In Paris, Prime Minister Manuel Valls told parliament: "A helicopter managed to land (by the crash site) and has confirmed that unfortunately there were no survivors."
It was the first crash of a large passenger jet on French soil since the Concorde disaster just outside Paris nearly 15 years ago. The A320 is a workhorse of aviation fleets and one of the world’s most used passenger jets.
It has a good safety record. However, according to data from the Aviation Safety Network, Tuesday's crash was the third most deadly involving an A320. In 2007 a TAM Linhas Aereas A320 shot off a runway in Brazil, killing 187 people, while 162 people died when an Indonesia AirAsia jet went down in the Java Sea in December.
Germanwings said the plane started descending one minute after reaching its cruising height and continued losing altitude for eight minutes.
"The aircraft's contact with French radar, French air traffic controllers, ended at 10.53 am at an altitude of about 6,000 feet. The plane then crashed," Germanwings' Managing Director Thomas Winkelmann told a news conference.
Winkelmann also said that routine maintenance of the aircraft was performed by Lufthansa on Monday.
Experts said that while the Airbus had descended rapidly, its rate of descent did not suggest it had simply fallen out of the sky.
France's DGAC aviation authority said air traffic controllers initiated distress procedures after they lost contact with the Airbus.
"The aircraft did not itself make a distress call but it was the combination of the loss of radio contact and the aircraft's descent which led the controller to implement the distress phase," a DGAC spokesman said.
In emergencies, pilots are trained to try to fly the aircraft as their first priority, then pay attention to navigation and only then communicate with the ground.
The aircraft came down in an alpine region known for skiing, hiking and rafting, but which is hard for rescue services to reach. The search and recovery effort based itself in a gymnasium in the village of Seyne-les-Alpes, which has a small private aerodrome nearby.
STORMS, SNOW, CLOUD
As helicopters and emergency vehicles assembled, the weather was reported to be closing in.
“There will be a lot of cloud cover this afternoon, with local storms, snow above 1,800 meters and relatively low clouds. That will not help the helicopters in their work,” an official from the local weather center told Reuters.
Lufthansa Chief Executive Carsten Spohr, who planned to go to the crash site, spoke of a "dark day for Lufthansa".
"My deepest sympathy goes to the families and friends of our passengers and crew," Lufthansa said on Twitter, citing Spohr.

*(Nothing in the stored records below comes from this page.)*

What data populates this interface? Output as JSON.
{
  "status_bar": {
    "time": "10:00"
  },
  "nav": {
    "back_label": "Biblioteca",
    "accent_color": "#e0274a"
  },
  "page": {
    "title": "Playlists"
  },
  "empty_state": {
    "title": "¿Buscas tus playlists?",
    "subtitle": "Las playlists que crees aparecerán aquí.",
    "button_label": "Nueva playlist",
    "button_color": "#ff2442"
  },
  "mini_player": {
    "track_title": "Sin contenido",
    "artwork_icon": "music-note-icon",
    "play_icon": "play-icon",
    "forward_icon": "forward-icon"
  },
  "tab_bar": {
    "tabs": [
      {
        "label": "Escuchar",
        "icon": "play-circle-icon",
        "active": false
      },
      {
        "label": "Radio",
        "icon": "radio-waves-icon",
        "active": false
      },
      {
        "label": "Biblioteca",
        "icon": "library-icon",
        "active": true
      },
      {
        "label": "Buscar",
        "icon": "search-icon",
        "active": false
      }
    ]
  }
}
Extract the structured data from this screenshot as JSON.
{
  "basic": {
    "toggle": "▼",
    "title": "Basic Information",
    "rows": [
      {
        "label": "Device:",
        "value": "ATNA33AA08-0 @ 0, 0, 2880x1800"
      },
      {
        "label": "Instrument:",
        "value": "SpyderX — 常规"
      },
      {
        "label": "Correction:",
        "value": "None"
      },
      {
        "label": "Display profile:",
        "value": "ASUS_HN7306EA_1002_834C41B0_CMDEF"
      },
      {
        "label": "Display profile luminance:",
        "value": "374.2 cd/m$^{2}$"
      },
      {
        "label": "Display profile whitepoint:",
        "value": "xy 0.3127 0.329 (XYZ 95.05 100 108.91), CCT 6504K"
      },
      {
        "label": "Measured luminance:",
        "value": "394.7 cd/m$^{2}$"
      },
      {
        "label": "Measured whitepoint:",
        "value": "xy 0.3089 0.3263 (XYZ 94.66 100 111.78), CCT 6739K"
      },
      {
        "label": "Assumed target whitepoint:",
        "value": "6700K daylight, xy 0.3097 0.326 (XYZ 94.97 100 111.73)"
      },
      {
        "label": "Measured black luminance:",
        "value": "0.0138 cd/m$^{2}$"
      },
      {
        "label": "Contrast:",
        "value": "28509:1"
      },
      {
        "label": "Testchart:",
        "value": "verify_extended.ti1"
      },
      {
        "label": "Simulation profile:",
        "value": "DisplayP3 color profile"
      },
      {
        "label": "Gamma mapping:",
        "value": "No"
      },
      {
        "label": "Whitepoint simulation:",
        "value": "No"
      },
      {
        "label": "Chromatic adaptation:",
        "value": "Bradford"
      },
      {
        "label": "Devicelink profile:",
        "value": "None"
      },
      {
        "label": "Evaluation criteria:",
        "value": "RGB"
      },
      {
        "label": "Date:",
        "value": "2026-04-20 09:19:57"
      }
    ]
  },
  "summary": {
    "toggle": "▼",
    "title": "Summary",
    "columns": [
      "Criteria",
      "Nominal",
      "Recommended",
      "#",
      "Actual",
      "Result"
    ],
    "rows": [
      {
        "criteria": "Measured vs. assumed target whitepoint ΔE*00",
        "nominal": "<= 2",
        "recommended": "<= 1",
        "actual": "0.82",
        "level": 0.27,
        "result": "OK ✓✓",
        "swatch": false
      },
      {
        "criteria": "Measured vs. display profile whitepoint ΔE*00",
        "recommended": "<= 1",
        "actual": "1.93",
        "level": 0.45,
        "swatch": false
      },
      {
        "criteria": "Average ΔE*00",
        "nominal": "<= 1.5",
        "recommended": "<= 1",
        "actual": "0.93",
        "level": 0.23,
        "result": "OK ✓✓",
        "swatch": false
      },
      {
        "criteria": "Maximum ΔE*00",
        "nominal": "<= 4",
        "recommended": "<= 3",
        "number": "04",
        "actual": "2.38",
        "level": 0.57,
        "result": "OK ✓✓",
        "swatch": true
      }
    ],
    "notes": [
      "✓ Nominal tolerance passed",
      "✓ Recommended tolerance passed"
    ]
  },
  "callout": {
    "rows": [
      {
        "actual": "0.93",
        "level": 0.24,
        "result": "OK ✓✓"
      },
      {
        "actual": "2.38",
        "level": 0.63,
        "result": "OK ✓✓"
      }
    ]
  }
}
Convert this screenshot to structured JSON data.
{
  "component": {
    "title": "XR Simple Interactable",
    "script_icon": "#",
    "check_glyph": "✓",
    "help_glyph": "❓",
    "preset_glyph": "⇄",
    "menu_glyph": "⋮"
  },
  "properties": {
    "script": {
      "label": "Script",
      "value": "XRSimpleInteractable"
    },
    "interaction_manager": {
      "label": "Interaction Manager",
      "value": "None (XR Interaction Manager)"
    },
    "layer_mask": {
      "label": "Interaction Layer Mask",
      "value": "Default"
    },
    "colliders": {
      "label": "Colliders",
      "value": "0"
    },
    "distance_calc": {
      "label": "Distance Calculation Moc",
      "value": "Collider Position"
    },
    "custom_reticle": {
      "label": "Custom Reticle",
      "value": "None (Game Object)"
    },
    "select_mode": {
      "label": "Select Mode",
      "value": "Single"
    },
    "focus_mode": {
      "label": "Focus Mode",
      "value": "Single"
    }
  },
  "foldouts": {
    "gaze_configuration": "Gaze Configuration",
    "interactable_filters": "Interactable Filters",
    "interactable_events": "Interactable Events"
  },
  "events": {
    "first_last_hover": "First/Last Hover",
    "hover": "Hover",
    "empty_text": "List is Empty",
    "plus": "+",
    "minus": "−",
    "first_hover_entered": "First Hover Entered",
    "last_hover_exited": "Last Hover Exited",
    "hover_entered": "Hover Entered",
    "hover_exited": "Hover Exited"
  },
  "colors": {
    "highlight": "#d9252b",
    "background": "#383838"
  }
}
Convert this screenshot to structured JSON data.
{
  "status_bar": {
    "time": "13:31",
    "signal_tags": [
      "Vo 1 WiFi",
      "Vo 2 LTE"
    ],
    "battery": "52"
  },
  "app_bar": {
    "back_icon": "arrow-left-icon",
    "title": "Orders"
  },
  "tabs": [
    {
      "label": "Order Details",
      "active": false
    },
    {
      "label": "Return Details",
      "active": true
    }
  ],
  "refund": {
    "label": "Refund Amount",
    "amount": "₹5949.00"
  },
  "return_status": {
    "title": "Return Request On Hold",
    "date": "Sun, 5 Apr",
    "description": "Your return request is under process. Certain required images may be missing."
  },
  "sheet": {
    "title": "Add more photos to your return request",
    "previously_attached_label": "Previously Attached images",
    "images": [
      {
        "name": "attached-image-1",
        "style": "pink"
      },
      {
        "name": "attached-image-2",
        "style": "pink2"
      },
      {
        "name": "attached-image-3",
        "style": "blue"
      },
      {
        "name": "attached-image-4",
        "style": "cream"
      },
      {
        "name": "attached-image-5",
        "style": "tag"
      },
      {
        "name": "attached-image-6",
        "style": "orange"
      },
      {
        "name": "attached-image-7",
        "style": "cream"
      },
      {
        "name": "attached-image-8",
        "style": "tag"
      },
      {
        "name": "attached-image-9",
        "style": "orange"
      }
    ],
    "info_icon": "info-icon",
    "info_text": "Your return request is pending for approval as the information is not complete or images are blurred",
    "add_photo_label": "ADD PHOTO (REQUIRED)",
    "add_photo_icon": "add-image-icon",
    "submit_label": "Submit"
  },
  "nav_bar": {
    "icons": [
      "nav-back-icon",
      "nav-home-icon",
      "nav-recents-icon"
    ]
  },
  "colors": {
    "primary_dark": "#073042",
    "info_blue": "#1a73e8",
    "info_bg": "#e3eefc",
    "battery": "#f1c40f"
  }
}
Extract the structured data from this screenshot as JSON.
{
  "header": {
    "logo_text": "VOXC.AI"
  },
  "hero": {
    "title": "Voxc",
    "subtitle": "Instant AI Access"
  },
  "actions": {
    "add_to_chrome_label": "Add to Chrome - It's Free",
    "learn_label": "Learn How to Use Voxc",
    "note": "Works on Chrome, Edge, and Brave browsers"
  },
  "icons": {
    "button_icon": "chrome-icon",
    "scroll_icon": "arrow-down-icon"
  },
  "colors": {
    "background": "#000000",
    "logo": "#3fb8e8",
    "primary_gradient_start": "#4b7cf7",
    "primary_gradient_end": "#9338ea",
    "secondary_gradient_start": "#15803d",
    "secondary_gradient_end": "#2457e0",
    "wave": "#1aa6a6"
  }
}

German Chancellor Angela Merkel said she would travel to the site on Wednesday. Germanwings and the Catalan regional government were preparing to take Spanish relatives there.
Family members arrived at Barcelona’s El Prat airport, many crying and with arms around each others’ shoulders, accompanied by police and airport staff.
In Llinars del Valles, the Spanish village that hosted the German schoolchildren, Mayor Marti Pujol said the whole village was distraught. "The families knew each other," he told Reuters. "The parents had been to see them off at 6 this morning."
King Felipe and Queen Letizia of Spain called off a state visit to France in a sign of mourning for the victims. They had arrived in Paris minutes after the crash happened.
In Washington, President Barack Obama said his thoughts and prayers were with Germany and Spain after what he called the "awful tragedy".
Airbus confirmed that the plane was 24 years old, having first been delivered to Lufthansa in 1991. It was powered by engines made by CFM International, a joint venture between General Electric and France's Safran.
(Additional reporting by Robert Hetz, John Irish, Nicolas Bertin, Gregory Blachier, Tim Hepher, Alwyn Scott, Elena Gyldenkerne, Robert-Jan Bartunek, Matthias Inverardi and Sabine Siebold; writing by Giles Elgood and David Stamp; editing by Mark John and Peter Millership)